  • G. Griswold, "A Method for Protecting Copyright on Networks," presented at Joint Harvard MIT Workshop on Technological Strategies for Protecting Intellectual Property in the Networked Multimedia Environment, Apr. 3, 1993. Xerox Disclosure Journal, vol. 4, No. 1, (Jan./Feb. 1979), publication by Hickey: Copyright Accounting System. Copyright Clearance Center brochure, entitled Creating Copyright Solutions, distributed by Copyright Clearance Center, Salem, Mass. (no date). G. Jacobson, "Getting good idea accepted harder than dreaming it up," The Dallas Morning News, Jun. 19, 1994. J. Holusha, "Smart Paper Documents For the Electronic Age," The New York Times, Sunday, Jul. 10, 1994, p. F9. Abstract of German Patent Document 3247115 in English; Derwent; no date given.

Patent History

Patent number: 5444779
Type: Grant
Filed: Jul 29, 1994
Date of Patent: Aug 22, 1995
Assignee: Xerox Corporation (Stamford, CT)
Inventor: Joseph J. Daniele (Pittsford, NY)

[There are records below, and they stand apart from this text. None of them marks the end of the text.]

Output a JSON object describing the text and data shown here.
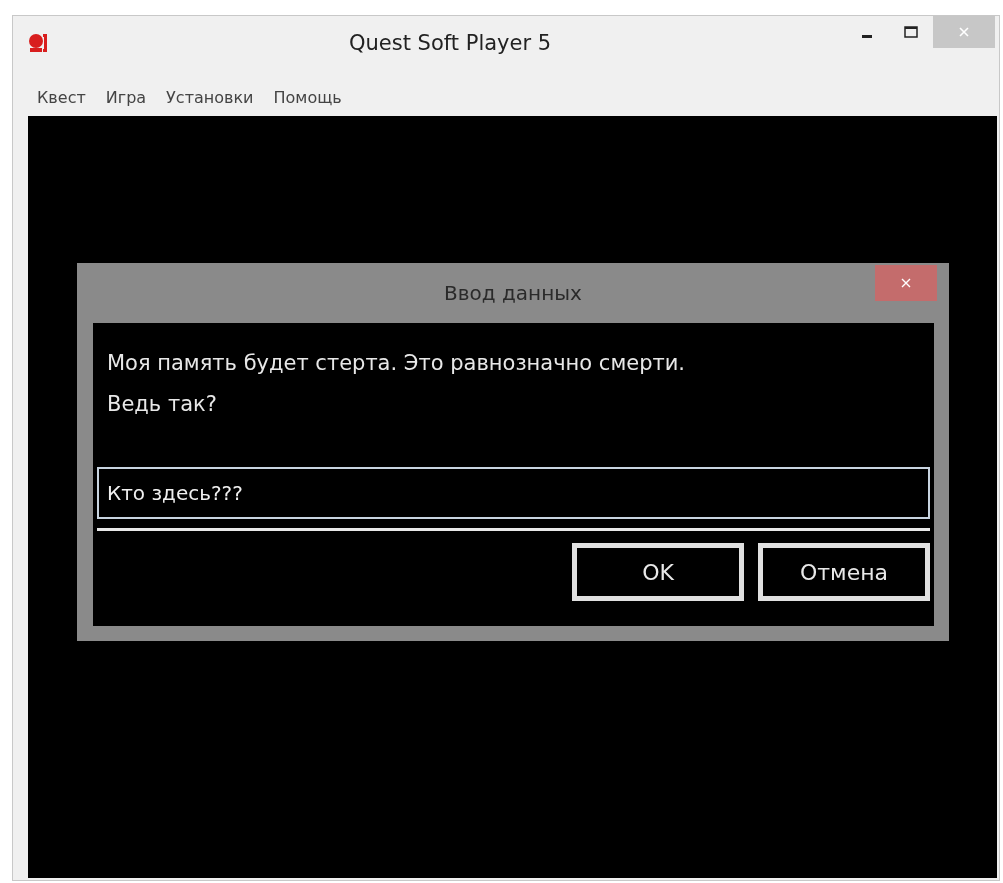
{
  "window": {
    "title": "Quest Soft Player 5"
  },
  "menu": [
    {
      "label": "Квест"
    },
    {
      "label": "Игра"
    },
    {
      "label": "Установки"
    },
    {
      "label": "Помощь"
    }
  ],
  "dialog": {
    "title": "Ввод данных",
    "message": "Моя память будет стерта. Это равнозначно смерти.\nВедь так?",
    "input": {
      "value": "Кто здесь???"
    },
    "buttons": [
      {
        "label": "OK"
      },
      {
        "label": "Отмена"
      }
    ]
  }
}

Primary Examiner: Bernarr E. Gregory
Attorney: Duane C. Basch
Application Number: 8/282,389